A key part of our product is the ability to build family trees on our site. To better understand how our customers are building and using the tree features we wanted to work out what sort of structure the trees generally have and answer questions like how many generations do users have? Do users follow their pedigree line, their parents, grandparents and so on or build out their other relations? Do users focus on a paternal or maternal line or both?

Simple family tree

Trees can be quite complex structures with a lot of information contained within them. For example, a small tree with just a mother, father and daughter has 3 people but multiple relations depending on how you think about it.

It could have 3 simple relations:

  • Mother and Father are linked by a married relation
  • Mother and Daughter are linked by a child relation
  • Father and Daughter are also linked by a child relation

Simple family tree graph

These relations can be expanded on to give direction information as well, in which case you end up with 6 relationships:

  • Mother is married to Father
  • Father is married to Mother
  • Mother is parent of Daughter
  • Daughter is child of Mother
  • Father is parent of Daughter
  • Daughter is child of Father

All relationships graph

Adding in direction information has doubled the amount of relationships in the tree and this is before including other members of the tree and adding other relationships such as sibling relationships. Analysing this complex data is a challenge, how do we work out how many generations there are? How many people are in each generation?

To solve these problems we decided to use directional graphs, as this seemed the most natural way to deal with this data. In a directional graph, nodes are connected by edges with a direction. The example of the simple tree matches a graph well, each person is a node and each relationship linking people is an edge.

Calculating Generation Information

In order to use graphs to calculate the number of generations and the people within each generation, we need to perform a weighted shortest path algorithm. These algorithms calculate the shortest number of steps between each node using the weights as the length of each step, an edge with a weight of 1 will be preferred over an edge with a weight of 10. This is similar to how a sat-nav might calculate a car journey, you could take two roads one is straight and will take 10 minutes, the other is curvy and will take 20 minutes. So the sat-nav recommends the short road.

For our purposes a parent relationship has a weight of 1 and a child relationship has a weight of -1, all other relationships have a weight of 0. This means that the algorithm counts up the generations as it moves up older generations and removes generations if it has to go down a generation, but can freely move along relations in the same generation as it needs without changing the path length.

For example imagine a tree with a couple Person A and Person B. Person A only has their parents, Person B has their parents and grandparents. The path going from Person A’s father to person B’s grandmother is as such:

  • From Person A’s father to Person A: Path length = -1, one generation down
  • From Person A to Person B: Path length = -1 + 0 = -1, no change in generation
  • From Person B to Person B’s mother: Path length = -1 + 1 = 0, one generation up back to the starting generation
  • From Person B’s parent to Person B’s grandmother: Path length = 0 + 1 = 1, a generation above the starting generation
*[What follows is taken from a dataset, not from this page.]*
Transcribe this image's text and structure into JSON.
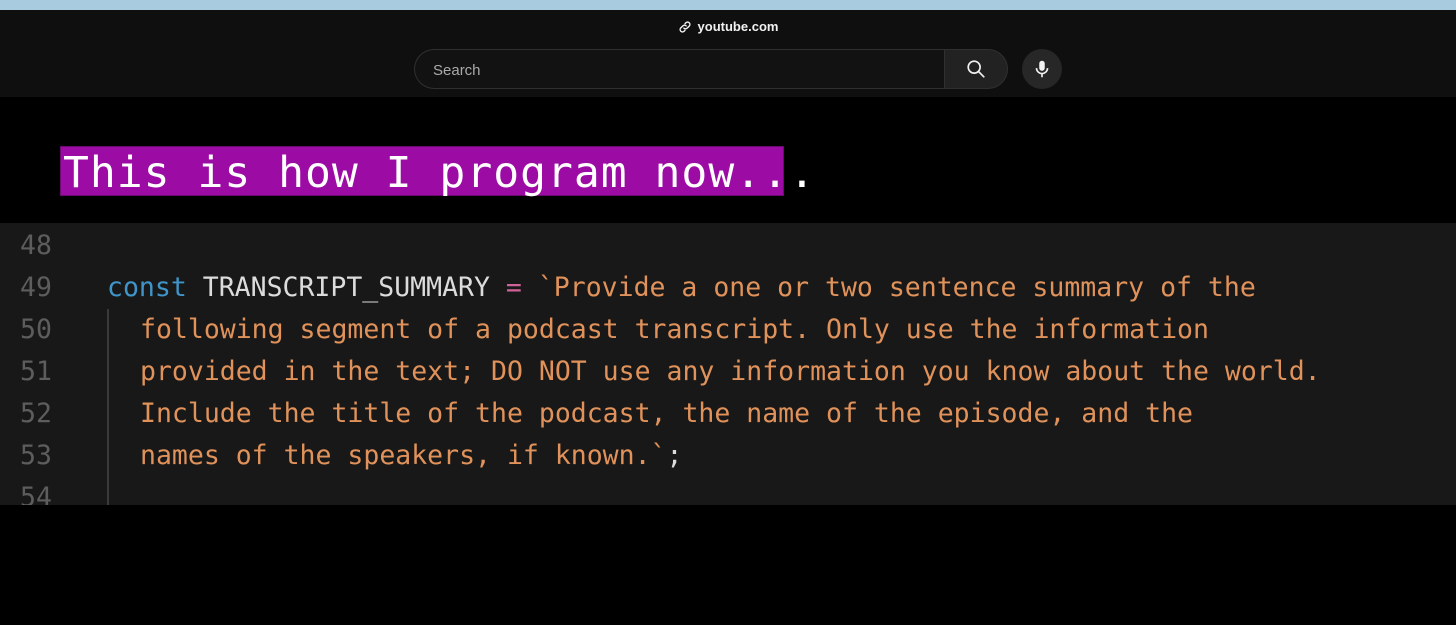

Example path graph

We do this for each pair of nodes in the graph, each person in the tree to every other person in the tree. This gives a matrix of generation distances from one person to each other person. From there we find the root node and set that as the 0th generation, all older generations are positive and all younger generations are negative. The root node’s parents are generation 1, the root node’s children are generation -1. A simple count of the number of times each generation occurs gives the width of each generation. The height is given by the difference between the maximum generation and the minimum generation plus 1 to account for the root node generation being 0. A tree with a root node, their parents and the root node’s child will have a height of 3, (1–1)+1=3. Now we have the information about the height and the width of the tree.
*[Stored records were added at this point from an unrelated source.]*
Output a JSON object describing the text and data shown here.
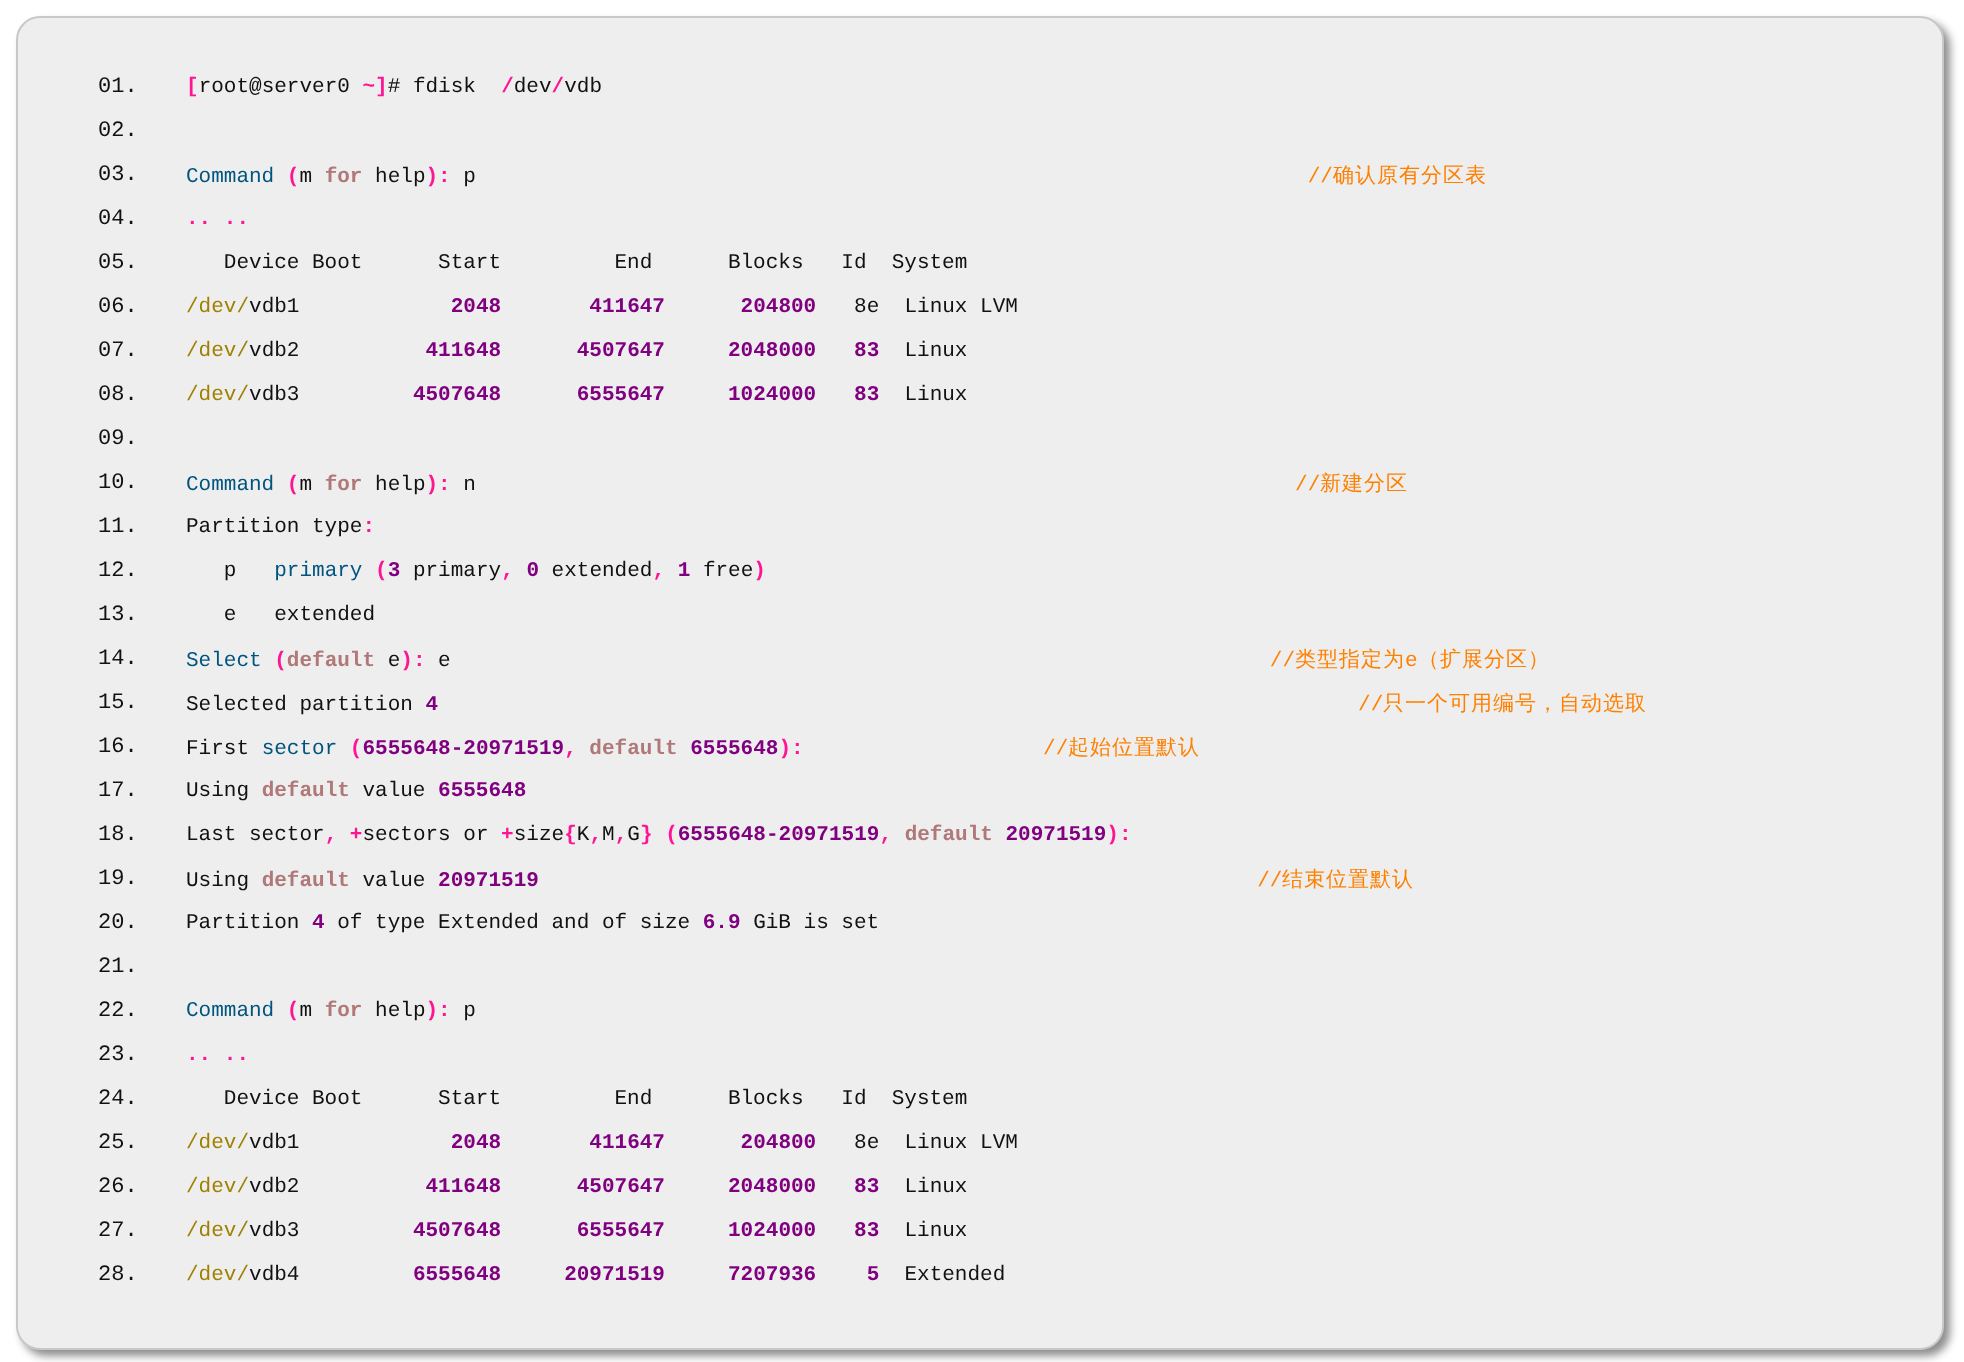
{
  "listing": {
    "lines": [
      {
        "number": "01.",
        "tokens": [
          {
            "kind": "punct",
            "text": "["
          },
          {
            "kind": "plain",
            "text": "root@server0 "
          },
          {
            "kind": "punct",
            "text": "~]"
          },
          {
            "kind": "plain",
            "text": "# fdisk  "
          },
          {
            "kind": "punct",
            "text": "/"
          },
          {
            "kind": "plain",
            "text": "dev"
          },
          {
            "kind": "punct",
            "text": "/"
          },
          {
            "kind": "plain",
            "text": "vdb"
          }
        ]
      },
      {
        "number": "02."
      },
      {
        "number": "03.",
        "tokens": [
          {
            "kind": "key",
            "text": "Command"
          },
          {
            "kind": "punct",
            "text": " ("
          },
          {
            "kind": "plain",
            "text": "m "
          },
          {
            "kind": "builtin",
            "text": "for"
          },
          {
            "kind": "plain",
            "text": " help"
          },
          {
            "kind": "punct",
            "text": "):"
          },
          {
            "kind": "plain",
            "text": " p"
          },
          {
            "kind": "comment",
            "text": "                                                                  //确认原有分区表"
          }
        ]
      },
      {
        "number": "04.",
        "tokens": [
          {
            "kind": "punct",
            "text": ".. .."
          }
        ]
      },
      {
        "number": "05.",
        "tokens": [
          {
            "kind": "plain",
            "text": "   Device Boot      Start         End      Blocks   Id  System"
          }
        ]
      },
      {
        "number": "06.",
        "tokens": [
          {
            "kind": "path",
            "text": "/dev/"
          },
          {
            "kind": "plain",
            "text": "vdb1"
          },
          {
            "kind": "num",
            "text": "            2048"
          },
          {
            "kind": "num",
            "text": "       411647"
          },
          {
            "kind": "num",
            "text": "      204800"
          },
          {
            "kind": "plain",
            "text": "   8e  Linux LVM"
          }
        ]
      },
      {
        "number": "07.",
        "tokens": [
          {
            "kind": "path",
            "text": "/dev/"
          },
          {
            "kind": "plain",
            "text": "vdb2"
          },
          {
            "kind": "num",
            "text": "          411648"
          },
          {
            "kind": "num",
            "text": "      4507647"
          },
          {
            "kind": "num",
            "text": "     2048000"
          },
          {
            "kind": "num",
            "text": "   83"
          },
          {
            "kind": "plain",
            "text": "  Linux"
          }
        ]
      },
      {
        "number": "08.",
        "tokens": [
          {
            "kind": "path",
            "text": "/dev/"
          },
          {
            "kind": "plain",
            "text": "vdb3"
          },
          {
            "kind": "num",
            "text": "         4507648"
          },
          {
            "kind": "num",
            "text": "      6555647"
          },
          {
            "kind": "num",
            "text": "     1024000"
          },
          {
            "kind": "num",
            "text": "   83"
          },
          {
            "kind": "plain",
            "text": "  Linux"
          }
        ]
      },
      {
        "number": "09."
      },
      {
        "number": "10.",
        "tokens": [
          {
            "kind": "key",
            "text": "Command"
          },
          {
            "kind": "punct",
            "text": " ("
          },
          {
            "kind": "plain",
            "text": "m "
          },
          {
            "kind": "builtin",
            "text": "for"
          },
          {
            "kind": "plain",
            "text": " help"
          },
          {
            "kind": "punct",
            "text": "):"
          },
          {
            "kind": "plain",
            "text": " n"
          },
          {
            "kind": "comment",
            "text": "                                                                 //新建分区"
          }
        ]
      },
      {
        "number": "11.",
        "tokens": [
          {
            "kind": "plain",
            "text": "Partition type"
          },
          {
            "kind": "punct",
            "text": ":"
          }
        ]
      },
      {
        "number": "12.",
        "tokens": [
          {
            "kind": "plain",
            "text": "   p"
          },
          {
            "kind": "key",
            "text": "   primary"
          },
          {
            "kind": "punct",
            "text": " ("
          },
          {
            "kind": "num",
            "text": "3"
          },
          {
            "kind": "plain",
            "text": " primary"
          },
          {
            "kind": "punct",
            "text": ","
          },
          {
            "kind": "num",
            "text": " 0"
          },
          {
            "kind": "plain",
            "text": " extended"
          },
          {
            "kind": "punct",
            "text": ","
          },
          {
            "kind": "num",
            "text": " 1"
          },
          {
            "kind": "plain",
            "text": " free"
          },
          {
            "kind": "punct",
            "text": ")"
          }
        ]
      },
      {
        "number": "13.",
        "tokens": [
          {
            "kind": "plain",
            "text": "   e   extended"
          }
        ]
      },
      {
        "number": "14.",
        "tokens": [
          {
            "kind": "key",
            "text": "Select"
          },
          {
            "kind": "punct",
            "text": " ("
          },
          {
            "kind": "builtin",
            "text": "default"
          },
          {
            "kind": "plain",
            "text": " e"
          },
          {
            "kind": "punct",
            "text": "):"
          },
          {
            "kind": "plain",
            "text": " e"
          },
          {
            "kind": "comment",
            "text": "                                                                 //类型指定为e（扩展分区）"
          }
        ]
      },
      {
        "number": "15.",
        "tokens": [
          {
            "kind": "plain",
            "text": "Selected partition "
          },
          {
            "kind": "num",
            "text": "4"
          },
          {
            "kind": "comment",
            "text": "                                                                         //只一个可用编号，自动选取"
          }
        ]
      },
      {
        "number": "16.",
        "tokens": [
          {
            "kind": "plain",
            "text": "First "
          },
          {
            "kind": "key",
            "text": "sector"
          },
          {
            "kind": "punct",
            "text": " ("
          },
          {
            "kind": "num",
            "text": "6555648-20971519"
          },
          {
            "kind": "punct",
            "text": ","
          },
          {
            "kind": "builtin",
            "text": " default"
          },
          {
            "kind": "num",
            "text": " 6555648"
          },
          {
            "kind": "punct",
            "text": "):"
          },
          {
            "kind": "comment",
            "text": "                   //起始位置默认"
          }
        ]
      },
      {
        "number": "17.",
        "tokens": [
          {
            "kind": "plain",
            "text": "Using "
          },
          {
            "kind": "builtin",
            "text": "default"
          },
          {
            "kind": "plain",
            "text": " value "
          },
          {
            "kind": "num",
            "text": "6555648"
          }
        ]
      },
      {
        "number": "18.",
        "tokens": [
          {
            "kind": "plain",
            "text": "Last sector"
          },
          {
            "kind": "punct",
            "text": ","
          },
          {
            "kind": "punct",
            "text": " +"
          },
          {
            "kind": "plain",
            "text": "sectors or "
          },
          {
            "kind": "punct",
            "text": "+"
          },
          {
            "kind": "plain",
            "text": "size"
          },
          {
            "kind": "punct",
            "text": "{"
          },
          {
            "kind": "plain",
            "text": "K"
          },
          {
            "kind": "punct",
            "text": ","
          },
          {
            "kind": "plain",
            "text": "M"
          },
          {
            "kind": "punct",
            "text": ","
          },
          {
            "kind": "plain",
            "text": "G"
          },
          {
            "kind": "punct",
            "text": "}"
          },
          {
            "kind": "punct",
            "text": " ("
          },
          {
            "kind": "num",
            "text": "6555648-20971519"
          },
          {
            "kind": "punct",
            "text": ","
          },
          {
            "kind": "builtin",
            "text": " default"
          },
          {
            "kind": "num",
            "text": " 20971519"
          },
          {
            "kind": "punct",
            "text": "):"
          }
        ]
      },
      {
        "number": "19.",
        "tokens": [
          {
            "kind": "plain",
            "text": "Using "
          },
          {
            "kind": "builtin",
            "text": "default"
          },
          {
            "kind": "plain",
            "text": " value "
          },
          {
            "kind": "num",
            "text": "20971519"
          },
          {
            "kind": "comment",
            "text": "                                                         //结束位置默认"
          }
        ]
      },
      {
        "number": "20.",
        "tokens": [
          {
            "kind": "plain",
            "text": "Partition "
          },
          {
            "kind": "num",
            "text": "4"
          },
          {
            "kind": "plain",
            "text": " of type Extended and of size "
          },
          {
            "kind": "num",
            "text": "6.9"
          },
          {
            "kind": "plain",
            "text": " GiB is set"
          }
        ]
      },
      {
        "number": "21."
      },
      {
        "number": "22.",
        "tokens": [
          {
            "kind": "key",
            "text": "Command"
          },
          {
            "kind": "punct",
            "text": " ("
          },
          {
            "kind": "plain",
            "text": "m "
          },
          {
            "kind": "builtin",
            "text": "for"
          },
          {
            "kind": "plain",
            "text": " help"
          },
          {
            "kind": "punct",
            "text": "):"
          },
          {
            "kind": "plain",
            "text": " p"
          }
        ]
      },
      {
        "number": "23.",
        "tokens": [
          {
            "kind": "punct",
            "text": ".. .."
          }
        ]
      },
      {
        "number": "24.",
        "tokens": [
          {
            "kind": "plain",
            "text": "   Device Boot      Start         End      Blocks   Id  System"
          }
        ]
      },
      {
        "number": "25.",
        "tokens": [
          {
            "kind": "path",
            "text": "/dev/"
          },
          {
            "kind": "plain",
            "text": "vdb1"
          },
          {
            "kind": "num",
            "text": "            2048"
          },
          {
            "kind": "num",
            "text": "       411647"
          },
          {
            "kind": "num",
            "text": "      204800"
          },
          {
            "kind": "plain",
            "text": "   8e  Linux LVM"
          }
        ]
      },
      {
        "number": "26.",
        "tokens": [
          {
            "kind": "path",
            "text": "/dev/"
          },
          {
            "kind": "plain",
            "text": "vdb2"
          },
          {
            "kind": "num",
            "text": "          411648"
          },
          {
            "kind": "num",
            "text": "      4507647"
          },
          {
            "kind": "num",
            "text": "     2048000"
          },
          {
            "kind": "num",
            "text": "   83"
          },
          {
            "kind": "plain",
            "text": "  Linux"
          }
        ]
      },
      {
        "number": "27.",
        "tokens": [
          {
            "kind": "path",
            "text": "/dev/"
          },
          {
            "kind": "plain",
            "text": "vdb3"
          },
          {
            "kind": "num",
            "text": "         4507648"
          },
          {
            "kind": "num",
            "text": "      6555647"
          },
          {
            "kind": "num",
            "text": "     1024000"
          },
          {
            "kind": "num",
            "text": "   83"
          },
          {
            "kind": "plain",
            "text": "  Linux"
          }
        ]
      },
      {
        "number": "28.",
        "tokens": [
          {
            "kind": "path",
            "text": "/dev/"
          },
          {
            "kind": "plain",
            "text": "vdb4"
          },
          {
            "kind": "num",
            "text": "         6555648"
          },
          {
            "kind": "num",
            "text": "     20971519"
          },
          {
            "kind": "num",
            "text": "     7207936"
          },
          {
            "kind": "num",
            "text": "    5"
          },
          {
            "kind": "plain",
            "text": "  Extended"
          }
        ]
      }
    ]
  }
}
Pedigree Line Analysis

Using graphs in this way has an extra benefit, we can easily select the sub-graph that holds the root node’s pedgiree line. This means we can calculate the completeness of a user’s pedigree line, if they have both their parents, all 4 of their grandparents, all 8 of their great-grandparents and further back. We could use this to highlight the parts of the tree that are missing and maybe suggest where to look next to help them complete a generation in their pedigree line. Using this sub-graph we can also calculate the Ahenen number of each person in the tree. Ahnen numbering or ahnentafel is a system to number a person’s direct ancestors in a fixed sequence, starting at 1 for the person, 2 for their father, 3 for their mother. The rule for any father, f is:
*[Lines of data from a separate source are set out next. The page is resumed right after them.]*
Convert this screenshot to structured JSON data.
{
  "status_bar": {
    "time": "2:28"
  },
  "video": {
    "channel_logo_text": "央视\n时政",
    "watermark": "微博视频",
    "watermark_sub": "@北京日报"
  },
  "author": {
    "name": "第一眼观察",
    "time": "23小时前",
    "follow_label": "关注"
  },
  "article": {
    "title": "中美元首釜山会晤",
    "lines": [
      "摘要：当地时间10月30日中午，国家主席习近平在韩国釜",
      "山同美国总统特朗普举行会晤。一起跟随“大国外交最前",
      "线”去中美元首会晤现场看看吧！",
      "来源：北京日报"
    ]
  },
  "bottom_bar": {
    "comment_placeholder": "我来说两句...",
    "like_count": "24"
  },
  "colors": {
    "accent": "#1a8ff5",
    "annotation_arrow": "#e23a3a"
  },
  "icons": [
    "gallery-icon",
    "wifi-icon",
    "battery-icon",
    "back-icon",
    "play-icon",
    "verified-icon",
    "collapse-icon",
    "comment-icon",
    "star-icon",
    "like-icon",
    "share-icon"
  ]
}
  • fn = 2n

and the rule for any mother, m, is:

  • mn = 2n+1

where n is the Ahnen number for the child of the father or mother. We know the root node and the relations of each generation to the next, so we can loop through each generation and each person in that generation to calculate this number. This would also help us be able to indentify missing people in a tree and maybe prompt how to find them and where to look next.


We have implemented a way to calculate the height and width of trees created on our site with the aim of better understanding how our users build and use trees. This approach also enabled easy pedigree analysis, to understand if users aim to fill in their pedigree line and if there is a difference as a user becomes more experienced with the product.

Next Steps

The next steps for this work is to continue to analyse the data we have generated with this technique and hopefully inform and feed into new features for the tree in the future.

Get in touch

We are always looking for new ideas and collaborations so if you’re interested contact us or check out our current vacancies.